Great story, comtent and lessons..
Chris Brisson says
Ohhhh, this is what gets me so excited about marketing. Useful strategies to get the sale. Love the briefcase idea.
Valuable indeed but I wasn’t thinking in terms of “here’s a list, now what do I sell ’em?”
Should have been — my bad. 🙂
Thanks for stopping in and leaving a comment.
Yes, it helps to download inspiration from case studies like this. I could definitely use some right now!
Martha Briggs says
Quoting Lawrence ” So, Anjelina went to the listing agent with a simple proposition. “With you and your seller’s permission, I’ll market this property online at no cost to you and if I find a buyer, I’ll receive full commission as the buyer’s agent.
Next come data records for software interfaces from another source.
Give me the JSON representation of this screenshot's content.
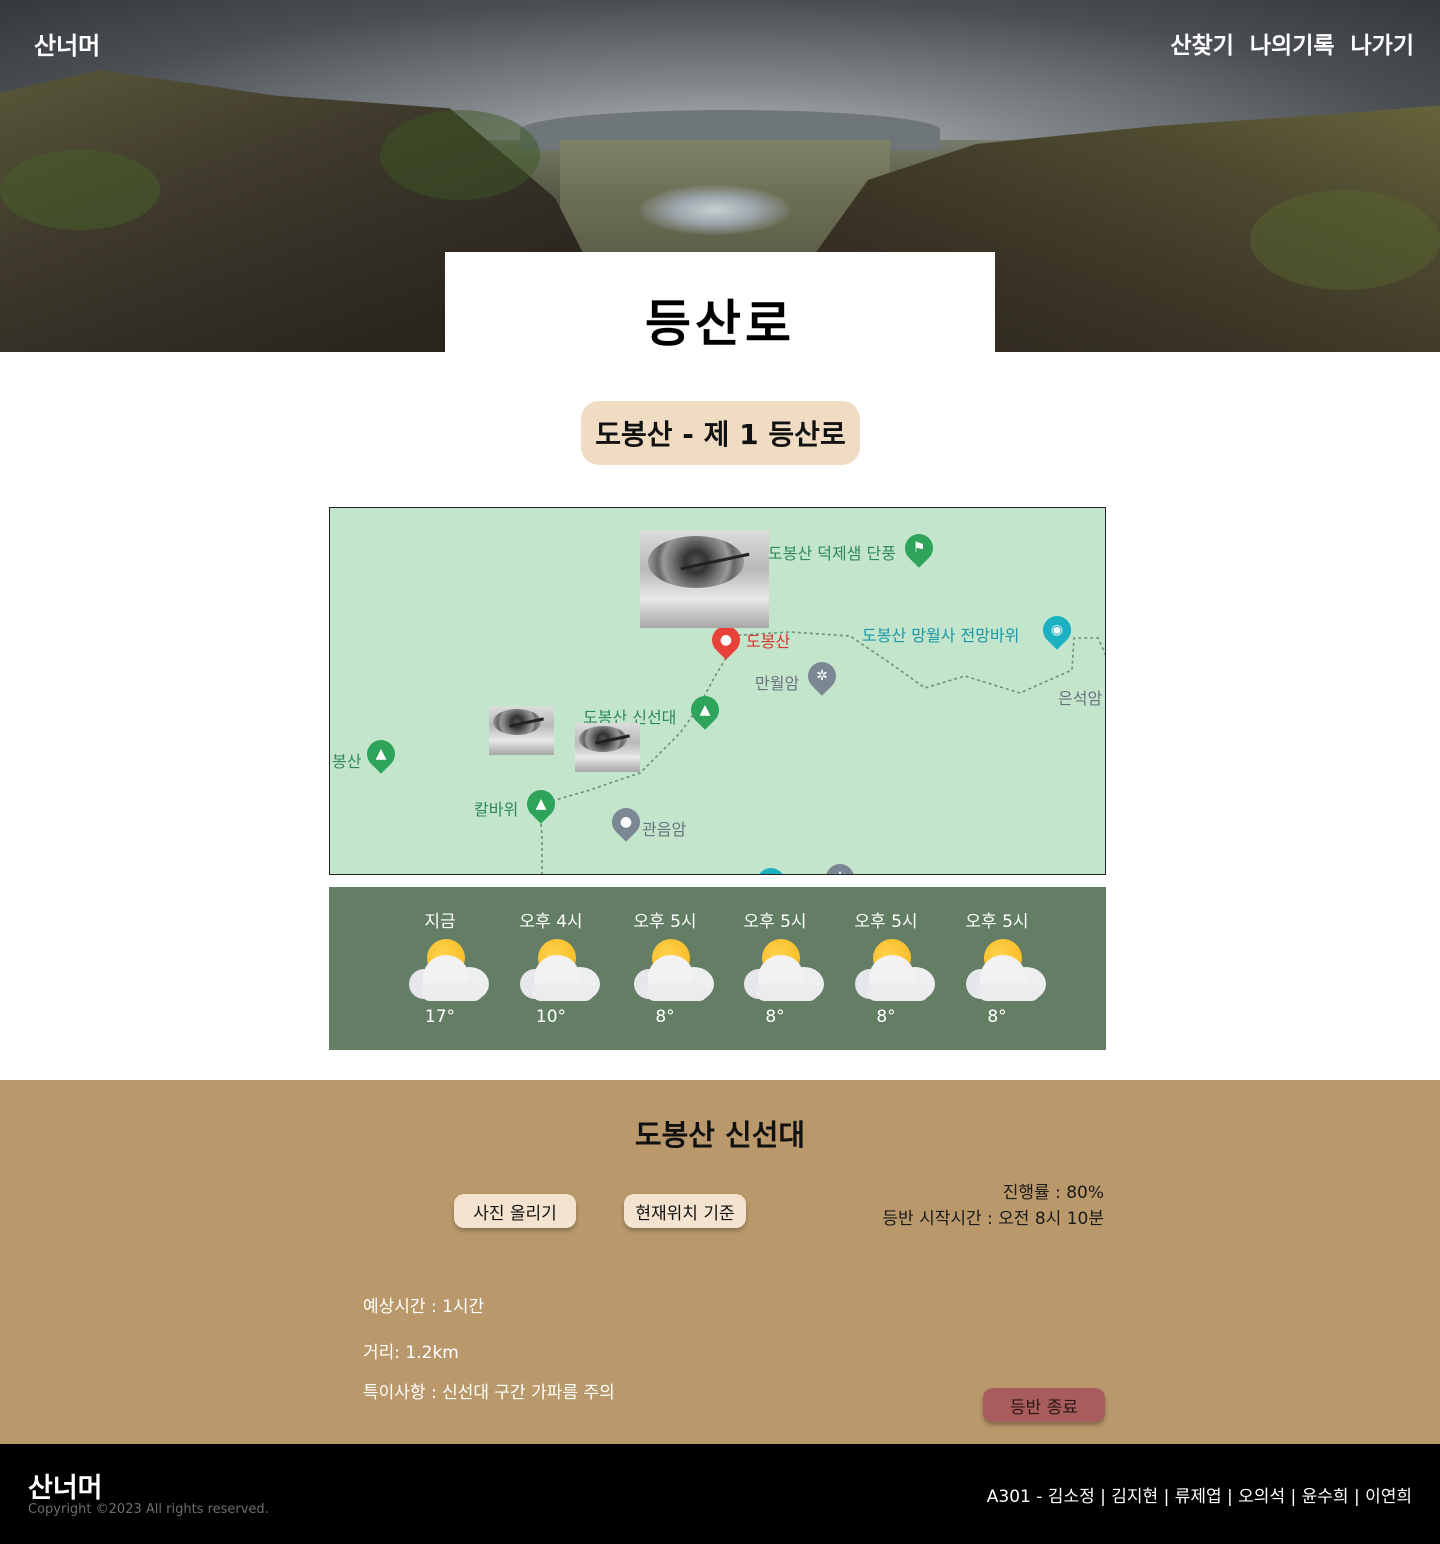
{
  "brand": {
    "logo": "산너머"
  },
  "nav": {
    "items": [
      "산찾기",
      "나의기록",
      "나가기"
    ]
  },
  "page_title": "등산로",
  "trail_name": "도봉산 - 제 1 등산로",
  "map": {
    "labels": {
      "deokjesaem": "도봉산 덕제샘 단풍",
      "peak": "도봉산",
      "mangwolsa": "도봉산 망월사 전망바위",
      "manwolam": "만월암",
      "eunseogam": "은석암",
      "sinseondae": "도봉산 신선대",
      "bongsan": "봉산",
      "kalbawi": "칼바위",
      "gwaneumam": "관음암"
    }
  },
  "weather": [
    {
      "time": "지금",
      "temp": "17°",
      "icon": "partly-cloudy-icon"
    },
    {
      "time": "오후 4시",
      "temp": "10°",
      "icon": "partly-cloudy-icon"
    },
    {
      "time": "오후 5시",
      "temp": "8°",
      "icon": "partly-cloudy-icon"
    },
    {
      "time": "오후 5시",
      "temp": "8°",
      "icon": "partly-cloudy-icon"
    },
    {
      "time": "오후 5시",
      "temp": "8°",
      "icon": "partly-cloudy-icon"
    },
    {
      "time": "오후 5시",
      "temp": "8°",
      "icon": "partly-cloudy-icon"
    }
  ],
  "details": {
    "title": "도봉산 신선대",
    "upload_button": "사진 올리기",
    "location_button": "현재위치 기준",
    "progress": "진행률 : 80%",
    "start_time": "등반 시작시간 : 오전 8시 10분",
    "expected_time": "예상시간 : 1시간",
    "distance": "거리: 1.2km",
    "notes": "특이사항 : 신선대 구간 가파름 주의",
    "end_button": "등반 종료"
  },
  "footer": {
    "logo": "산너머",
    "copyright": "Copyright ©2023 All rights reserved.",
    "team": "A301 - 김소정 | 김지현 | 류제엽 | 오의석 | 윤수희 | 이연희"
  },
  "colors": {
    "trail_pill": "#f0dcc2",
    "weather_bg": "#647e65",
    "details_bg": "#b9996b",
    "end_button": "#a85c5c",
    "map_bg": "#c3e5cc"
  }
}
Deal?”
This is true except for one important word ONLINE
Anjelina NEVER asked the owner and listing agent for permission to put the home on Ebay. She WAS given permission to market the home at her own expense as long as any advertising was approved PRIOR to running it. In fact, Long Realty (the company she worked for at the time) insisted that the Ebay ad come down as soon as they became aware of it.
Quoting Lawrence “At a home like this, it’s nice and cozy — you, the Mrs., the kids and Spot the dog….and a big operations department to handle everything from the landscaping and water management to desert critter care to the team of housekeepers and cooks. Reminds me of living in a museum.
And don’t forget not to put your feet on the ottoman — it’s a $100,000 ottoman.”
There is no big operations department at Campbell Cliffs. There is a permanent staff of two–a house manager and his wife. A housekeeper does come 5 days a week to clean and landscapers come once a week for about three hours. No cooks. Oh, and you certainly may put your feet on the ottoman.
Again quoting Lawrence” Ultimately, the lead-gen process, though tedious, worked. Several qualified respondents took tours of the home. One even flew into town on his company’s private jet shortly after making a telephone inquiry.”
The last sentence is true. ONE potential buyer came to tour the home.
I want to correct these inaccuracies, not to diminish was Anjelina did which was very forward thinking but because the inaccuracies are, well…inaccurate.
I am Martha Briggs/Long Realty Co. the listing agent for Campbell Cliffs
Lawrence Bernstein says
I hope all is well with you!
Thanks for taking the time to clarify your position on this.
Anjelina and I will look over your post together.
David Yacobucci says
Fantastic case study Lawrence. It was as enjoyable to read as it was informative… an entire marketing lesson in less than 250 words. Keep up the outstanding work.